Response via video
The video “Age Limit for Studying Math” debunks the myth that there is a specific age to learn mathematics by emphasizing that it is never too late to learn math and age is just a number. The benefits of studying math include keeping the brain active, improving problem-solving skills, building confidence, and enhancing financial literacy. The speaker additionally suggests two free calculus books, “Elementary Geometry for College Students” and “Differential and Integral Calculus” that are available for people of all ages interested in learning math.
View the further responses I located
Math skills at different ages
- Babies (ages 0–12 months) Begin to predict the sequence of events (like running water means bath time)
Learning maths of some kind until age 18 gives everyone a chance to become proficient at the language of maths — reaping the rewards already mentioned above.
The question should be, when should my child start LEARNING math. If your child is 2-5 years old, this learning will look like play.
Play games together that involve counting. Count out snacks, then add a few more–now how many? How do the numbers change when you eat a few?
Share cookies and tell your child to make it fair. He’ll be learning the foundations of division and even fractions–even if he’s never seen it written down.
In play, your child will pick up the concepts of numbers and math many years before the written numbers make sense. Don’t push written math, and take your time introducing math “study”. The most important thing is to share the joy and fun of math, so they’ll never want to stop learning it.
These topics will undoubtedly pique your attention
What age are you best at math?
The ability to do basic arithmetic peaks at age 50.
But the next time you try to split up a check, keep this in mind: your ability to do basic subtraction and division doesn’t reach its apex until your 50th birthday. In other words, "there may not be an age where you’re the best at everything," Hartshorne said.
At what age is it easiest to learn math?
The reply will be: Numerous studies show that learning mathematics is best during the first 4 years of a child’s life. This means that during this peak period, learning mathematics is much easier and quicker for young children.
At what age does mathematical ability peak?
In reply to that: The ability to do basic arithmetic peaks at age 50.
Many people believe that their math skills go down the drain after they leave school and stop practicing arithmetic.
What should a 7 year old be able to do in math?
Seven-year-olds are working on adding and subtracting with more sophisticated strategies, like "counting on" from the higher number for addition, or base-10 facts to compose or decompose numbers. Two-digit addition and subtraction is being explored too.
When do children start learning math?
Response: Children begin learning math the second they begin investigating the world. Every expertise—from recognizing shapes to counting to discovering designs—expands on what they definitely know. There are sure math milestones by age. That said, most children hit at generally a similar age.
Do kids develop math skills at the same age?
The reply will be: Each skill — from identifying shapes to counting to finding patterns — builds on what they already know. There are certain math milestones most kids hit at roughly the same age. But keep in mind that kids develop math skills at different rates. If kids don’t yet have all the skills listed for their age group, that’s OK.

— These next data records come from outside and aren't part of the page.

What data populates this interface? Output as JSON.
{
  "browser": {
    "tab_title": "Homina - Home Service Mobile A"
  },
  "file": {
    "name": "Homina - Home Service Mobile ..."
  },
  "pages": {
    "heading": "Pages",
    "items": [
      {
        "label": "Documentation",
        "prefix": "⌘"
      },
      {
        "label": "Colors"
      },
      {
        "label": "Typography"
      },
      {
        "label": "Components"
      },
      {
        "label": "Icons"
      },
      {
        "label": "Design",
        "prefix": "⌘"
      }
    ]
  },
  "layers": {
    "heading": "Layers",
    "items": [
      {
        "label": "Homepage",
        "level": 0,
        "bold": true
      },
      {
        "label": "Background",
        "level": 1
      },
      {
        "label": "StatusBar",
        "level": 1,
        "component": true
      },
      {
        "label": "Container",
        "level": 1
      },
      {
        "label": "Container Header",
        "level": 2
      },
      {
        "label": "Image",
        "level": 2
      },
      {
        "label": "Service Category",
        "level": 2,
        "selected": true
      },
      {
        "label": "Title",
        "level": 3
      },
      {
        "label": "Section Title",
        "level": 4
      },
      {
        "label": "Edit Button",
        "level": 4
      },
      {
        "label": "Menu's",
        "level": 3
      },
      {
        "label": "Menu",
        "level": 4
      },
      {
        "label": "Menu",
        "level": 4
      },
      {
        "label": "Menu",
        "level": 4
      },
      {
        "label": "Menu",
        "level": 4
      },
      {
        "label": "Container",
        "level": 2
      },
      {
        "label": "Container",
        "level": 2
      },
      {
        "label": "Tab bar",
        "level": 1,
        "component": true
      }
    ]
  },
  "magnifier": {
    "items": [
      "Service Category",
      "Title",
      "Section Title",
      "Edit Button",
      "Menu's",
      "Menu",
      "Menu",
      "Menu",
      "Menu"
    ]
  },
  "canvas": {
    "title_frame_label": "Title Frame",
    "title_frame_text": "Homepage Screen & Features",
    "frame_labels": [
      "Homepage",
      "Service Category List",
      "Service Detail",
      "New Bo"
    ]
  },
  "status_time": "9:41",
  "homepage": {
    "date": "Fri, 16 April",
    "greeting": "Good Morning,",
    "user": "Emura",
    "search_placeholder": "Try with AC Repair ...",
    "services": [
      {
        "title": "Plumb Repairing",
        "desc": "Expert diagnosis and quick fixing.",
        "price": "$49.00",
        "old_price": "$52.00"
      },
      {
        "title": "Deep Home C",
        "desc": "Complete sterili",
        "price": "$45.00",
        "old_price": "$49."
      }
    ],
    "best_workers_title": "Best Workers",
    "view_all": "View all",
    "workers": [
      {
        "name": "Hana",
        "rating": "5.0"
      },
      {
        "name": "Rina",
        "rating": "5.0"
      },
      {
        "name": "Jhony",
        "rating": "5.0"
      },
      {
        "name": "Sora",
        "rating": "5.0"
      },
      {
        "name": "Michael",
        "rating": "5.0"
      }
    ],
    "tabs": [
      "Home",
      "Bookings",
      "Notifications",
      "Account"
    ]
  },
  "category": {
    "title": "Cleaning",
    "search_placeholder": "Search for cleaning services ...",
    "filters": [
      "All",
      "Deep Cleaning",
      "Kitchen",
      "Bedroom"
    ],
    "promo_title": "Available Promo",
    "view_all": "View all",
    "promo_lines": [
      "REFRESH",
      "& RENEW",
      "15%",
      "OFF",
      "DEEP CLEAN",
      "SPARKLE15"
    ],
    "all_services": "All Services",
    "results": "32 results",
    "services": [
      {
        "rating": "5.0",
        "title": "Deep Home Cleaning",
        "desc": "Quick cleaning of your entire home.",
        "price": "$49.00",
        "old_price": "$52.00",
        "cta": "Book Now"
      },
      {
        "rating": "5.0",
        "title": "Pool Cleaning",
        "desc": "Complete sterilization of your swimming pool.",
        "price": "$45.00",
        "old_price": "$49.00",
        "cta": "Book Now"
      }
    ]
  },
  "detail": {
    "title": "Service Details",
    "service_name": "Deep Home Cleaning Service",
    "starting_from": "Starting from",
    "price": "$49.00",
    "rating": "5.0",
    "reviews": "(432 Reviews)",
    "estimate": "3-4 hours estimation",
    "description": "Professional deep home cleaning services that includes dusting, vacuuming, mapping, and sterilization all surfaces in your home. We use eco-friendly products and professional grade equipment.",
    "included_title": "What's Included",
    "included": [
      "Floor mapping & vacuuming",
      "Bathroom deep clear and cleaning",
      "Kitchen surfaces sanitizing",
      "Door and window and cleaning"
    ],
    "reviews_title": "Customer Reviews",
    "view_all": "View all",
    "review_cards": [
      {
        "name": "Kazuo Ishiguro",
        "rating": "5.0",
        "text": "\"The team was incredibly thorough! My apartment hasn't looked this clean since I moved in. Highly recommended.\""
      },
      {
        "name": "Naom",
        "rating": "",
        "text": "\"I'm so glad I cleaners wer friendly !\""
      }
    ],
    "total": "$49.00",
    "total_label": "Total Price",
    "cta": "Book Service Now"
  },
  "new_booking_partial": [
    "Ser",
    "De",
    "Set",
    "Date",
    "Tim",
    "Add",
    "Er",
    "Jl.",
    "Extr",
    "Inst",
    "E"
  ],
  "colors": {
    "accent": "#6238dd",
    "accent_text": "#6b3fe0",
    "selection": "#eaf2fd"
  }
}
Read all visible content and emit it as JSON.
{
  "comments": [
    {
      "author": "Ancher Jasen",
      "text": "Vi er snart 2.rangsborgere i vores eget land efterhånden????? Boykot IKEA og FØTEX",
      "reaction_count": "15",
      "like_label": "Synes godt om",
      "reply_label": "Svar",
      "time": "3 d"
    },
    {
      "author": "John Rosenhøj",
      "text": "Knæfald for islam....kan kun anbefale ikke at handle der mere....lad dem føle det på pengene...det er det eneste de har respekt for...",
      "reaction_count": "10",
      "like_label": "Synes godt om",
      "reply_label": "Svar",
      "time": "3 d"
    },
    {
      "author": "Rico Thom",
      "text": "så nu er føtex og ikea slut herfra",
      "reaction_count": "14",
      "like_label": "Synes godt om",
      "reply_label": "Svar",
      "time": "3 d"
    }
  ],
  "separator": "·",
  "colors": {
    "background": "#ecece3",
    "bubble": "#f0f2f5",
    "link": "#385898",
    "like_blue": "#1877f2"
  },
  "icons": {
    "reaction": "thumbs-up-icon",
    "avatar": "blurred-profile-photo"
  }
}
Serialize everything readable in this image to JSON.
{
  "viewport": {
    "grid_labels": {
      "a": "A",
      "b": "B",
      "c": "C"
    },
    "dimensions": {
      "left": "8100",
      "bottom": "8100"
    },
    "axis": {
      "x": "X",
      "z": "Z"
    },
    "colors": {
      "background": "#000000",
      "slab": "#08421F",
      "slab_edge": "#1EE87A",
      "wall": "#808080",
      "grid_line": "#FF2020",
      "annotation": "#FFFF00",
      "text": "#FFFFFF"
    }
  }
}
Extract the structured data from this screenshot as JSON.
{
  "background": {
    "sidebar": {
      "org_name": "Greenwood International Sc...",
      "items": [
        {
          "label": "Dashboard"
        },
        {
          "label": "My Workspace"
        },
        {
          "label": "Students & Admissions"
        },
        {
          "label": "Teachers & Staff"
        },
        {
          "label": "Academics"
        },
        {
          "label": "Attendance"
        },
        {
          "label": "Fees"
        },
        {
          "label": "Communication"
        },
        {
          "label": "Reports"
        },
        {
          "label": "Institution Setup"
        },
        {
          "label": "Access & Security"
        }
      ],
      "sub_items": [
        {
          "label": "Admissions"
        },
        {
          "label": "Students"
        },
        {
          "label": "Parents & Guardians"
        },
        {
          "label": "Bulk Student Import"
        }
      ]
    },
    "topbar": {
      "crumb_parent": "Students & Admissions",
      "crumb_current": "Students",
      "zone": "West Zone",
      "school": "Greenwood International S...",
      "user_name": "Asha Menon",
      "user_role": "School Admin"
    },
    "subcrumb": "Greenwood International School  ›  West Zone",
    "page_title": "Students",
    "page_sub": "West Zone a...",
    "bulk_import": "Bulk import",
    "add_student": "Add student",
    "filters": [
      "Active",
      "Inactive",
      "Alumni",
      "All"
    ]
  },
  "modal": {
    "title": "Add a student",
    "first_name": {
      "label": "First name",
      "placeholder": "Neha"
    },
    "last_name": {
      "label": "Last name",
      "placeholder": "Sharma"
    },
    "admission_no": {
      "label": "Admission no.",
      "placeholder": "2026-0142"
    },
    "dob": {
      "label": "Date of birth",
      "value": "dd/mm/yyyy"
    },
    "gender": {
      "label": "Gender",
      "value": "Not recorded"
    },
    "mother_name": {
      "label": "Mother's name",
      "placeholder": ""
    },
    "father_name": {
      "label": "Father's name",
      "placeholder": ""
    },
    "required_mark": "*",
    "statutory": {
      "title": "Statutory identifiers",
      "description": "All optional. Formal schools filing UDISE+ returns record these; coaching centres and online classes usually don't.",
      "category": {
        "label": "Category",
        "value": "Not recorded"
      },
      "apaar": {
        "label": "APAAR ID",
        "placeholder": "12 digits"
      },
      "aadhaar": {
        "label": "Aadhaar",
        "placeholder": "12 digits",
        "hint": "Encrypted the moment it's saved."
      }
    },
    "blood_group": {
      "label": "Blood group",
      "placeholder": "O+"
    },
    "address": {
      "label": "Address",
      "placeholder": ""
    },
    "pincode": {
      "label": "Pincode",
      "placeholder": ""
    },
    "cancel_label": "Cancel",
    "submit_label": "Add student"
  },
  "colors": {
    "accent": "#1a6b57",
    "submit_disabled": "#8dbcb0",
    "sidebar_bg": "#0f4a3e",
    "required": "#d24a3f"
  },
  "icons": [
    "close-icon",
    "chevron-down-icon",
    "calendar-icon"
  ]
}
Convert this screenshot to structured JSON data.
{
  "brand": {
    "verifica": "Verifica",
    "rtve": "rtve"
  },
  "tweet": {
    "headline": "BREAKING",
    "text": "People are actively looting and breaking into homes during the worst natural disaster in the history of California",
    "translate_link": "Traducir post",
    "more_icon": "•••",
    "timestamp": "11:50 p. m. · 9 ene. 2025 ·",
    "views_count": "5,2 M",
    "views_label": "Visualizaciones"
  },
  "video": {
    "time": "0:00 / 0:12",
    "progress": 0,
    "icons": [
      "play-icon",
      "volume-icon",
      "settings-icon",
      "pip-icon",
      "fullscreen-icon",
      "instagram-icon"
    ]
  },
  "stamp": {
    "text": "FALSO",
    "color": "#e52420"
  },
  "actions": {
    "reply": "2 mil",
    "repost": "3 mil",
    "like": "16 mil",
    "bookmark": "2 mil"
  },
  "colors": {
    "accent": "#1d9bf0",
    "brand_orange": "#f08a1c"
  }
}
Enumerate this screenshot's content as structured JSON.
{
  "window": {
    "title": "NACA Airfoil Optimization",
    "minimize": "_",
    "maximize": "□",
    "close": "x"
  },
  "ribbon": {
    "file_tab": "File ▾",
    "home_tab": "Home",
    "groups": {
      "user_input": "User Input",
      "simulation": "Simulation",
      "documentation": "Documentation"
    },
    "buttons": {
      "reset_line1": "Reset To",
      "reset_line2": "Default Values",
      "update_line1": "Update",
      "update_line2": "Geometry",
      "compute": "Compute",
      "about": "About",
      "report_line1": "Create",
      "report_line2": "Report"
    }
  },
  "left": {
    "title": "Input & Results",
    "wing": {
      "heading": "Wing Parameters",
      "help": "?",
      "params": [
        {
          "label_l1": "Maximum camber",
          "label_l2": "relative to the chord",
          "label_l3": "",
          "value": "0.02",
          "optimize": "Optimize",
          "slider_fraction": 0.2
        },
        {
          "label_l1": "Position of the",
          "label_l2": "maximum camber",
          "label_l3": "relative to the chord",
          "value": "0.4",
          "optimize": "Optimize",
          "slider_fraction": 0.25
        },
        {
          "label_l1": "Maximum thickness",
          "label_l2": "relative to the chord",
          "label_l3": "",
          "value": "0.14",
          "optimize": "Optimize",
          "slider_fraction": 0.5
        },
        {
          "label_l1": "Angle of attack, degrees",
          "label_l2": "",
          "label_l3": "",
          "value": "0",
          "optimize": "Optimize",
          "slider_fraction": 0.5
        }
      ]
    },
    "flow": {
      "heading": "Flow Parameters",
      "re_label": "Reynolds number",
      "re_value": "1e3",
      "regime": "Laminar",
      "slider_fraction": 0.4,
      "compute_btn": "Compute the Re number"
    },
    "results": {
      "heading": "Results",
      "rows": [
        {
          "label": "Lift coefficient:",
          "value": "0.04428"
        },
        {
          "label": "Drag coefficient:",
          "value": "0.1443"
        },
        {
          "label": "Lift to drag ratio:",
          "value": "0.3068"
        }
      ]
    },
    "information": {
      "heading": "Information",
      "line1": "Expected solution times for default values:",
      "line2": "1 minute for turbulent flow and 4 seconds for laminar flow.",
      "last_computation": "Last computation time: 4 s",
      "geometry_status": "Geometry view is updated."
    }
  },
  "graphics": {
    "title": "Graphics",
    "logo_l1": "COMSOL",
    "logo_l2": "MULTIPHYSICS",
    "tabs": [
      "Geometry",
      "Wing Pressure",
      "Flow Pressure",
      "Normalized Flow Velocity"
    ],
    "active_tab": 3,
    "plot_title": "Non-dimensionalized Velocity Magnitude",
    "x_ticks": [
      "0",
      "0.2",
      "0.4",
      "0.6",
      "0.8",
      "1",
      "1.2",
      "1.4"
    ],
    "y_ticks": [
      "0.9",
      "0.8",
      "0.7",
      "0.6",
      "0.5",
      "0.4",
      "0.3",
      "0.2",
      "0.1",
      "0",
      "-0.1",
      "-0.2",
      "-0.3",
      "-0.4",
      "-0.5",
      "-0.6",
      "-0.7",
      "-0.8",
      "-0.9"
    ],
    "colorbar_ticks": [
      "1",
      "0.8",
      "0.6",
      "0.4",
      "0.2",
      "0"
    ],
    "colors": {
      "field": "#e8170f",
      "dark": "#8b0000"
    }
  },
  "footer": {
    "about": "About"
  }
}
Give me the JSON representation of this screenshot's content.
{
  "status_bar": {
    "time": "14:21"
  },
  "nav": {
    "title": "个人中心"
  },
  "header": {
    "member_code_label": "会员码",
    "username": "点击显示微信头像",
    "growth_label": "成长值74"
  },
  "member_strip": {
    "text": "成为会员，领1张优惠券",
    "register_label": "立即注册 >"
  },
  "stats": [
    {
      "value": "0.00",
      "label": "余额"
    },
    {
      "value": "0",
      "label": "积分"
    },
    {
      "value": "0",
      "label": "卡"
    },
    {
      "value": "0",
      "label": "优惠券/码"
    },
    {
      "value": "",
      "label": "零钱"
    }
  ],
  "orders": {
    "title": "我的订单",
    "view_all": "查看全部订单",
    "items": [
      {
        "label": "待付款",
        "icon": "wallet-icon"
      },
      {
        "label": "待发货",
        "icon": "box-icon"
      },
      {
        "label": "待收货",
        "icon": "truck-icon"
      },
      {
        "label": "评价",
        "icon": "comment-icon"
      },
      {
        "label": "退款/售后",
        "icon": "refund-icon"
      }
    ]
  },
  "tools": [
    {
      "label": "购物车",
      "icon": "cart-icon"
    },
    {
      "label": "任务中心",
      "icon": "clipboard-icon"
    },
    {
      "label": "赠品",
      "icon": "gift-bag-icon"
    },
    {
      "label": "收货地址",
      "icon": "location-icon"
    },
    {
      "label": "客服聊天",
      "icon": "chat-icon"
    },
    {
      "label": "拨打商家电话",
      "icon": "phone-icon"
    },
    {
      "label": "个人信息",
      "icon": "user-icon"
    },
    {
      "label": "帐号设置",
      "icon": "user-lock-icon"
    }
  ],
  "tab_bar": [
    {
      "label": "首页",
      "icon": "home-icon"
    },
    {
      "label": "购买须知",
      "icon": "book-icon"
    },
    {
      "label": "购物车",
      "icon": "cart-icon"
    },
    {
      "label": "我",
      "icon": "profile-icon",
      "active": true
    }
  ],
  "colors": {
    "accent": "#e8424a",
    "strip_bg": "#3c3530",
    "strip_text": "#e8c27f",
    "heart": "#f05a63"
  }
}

How can I help my child become a mathematician?
In reply to that: It’s important to believe your child can get better at math and develop mathematical skills. Growth mindset, the belief that we can keep learning and getting better at math, is very important in supporting children to become mathematicians. When children focus on problem solving rather than on getting the right answer they learn more.
Are there math milestones by age?
There are sure math milestones by age. That said, most children hit at generally a similar age. In other words, remember that children create math abilities at various rates. Still, in the event that children don’t yet have all the abilities recorded for their age gathering, that is OK. Math Milestones by Age.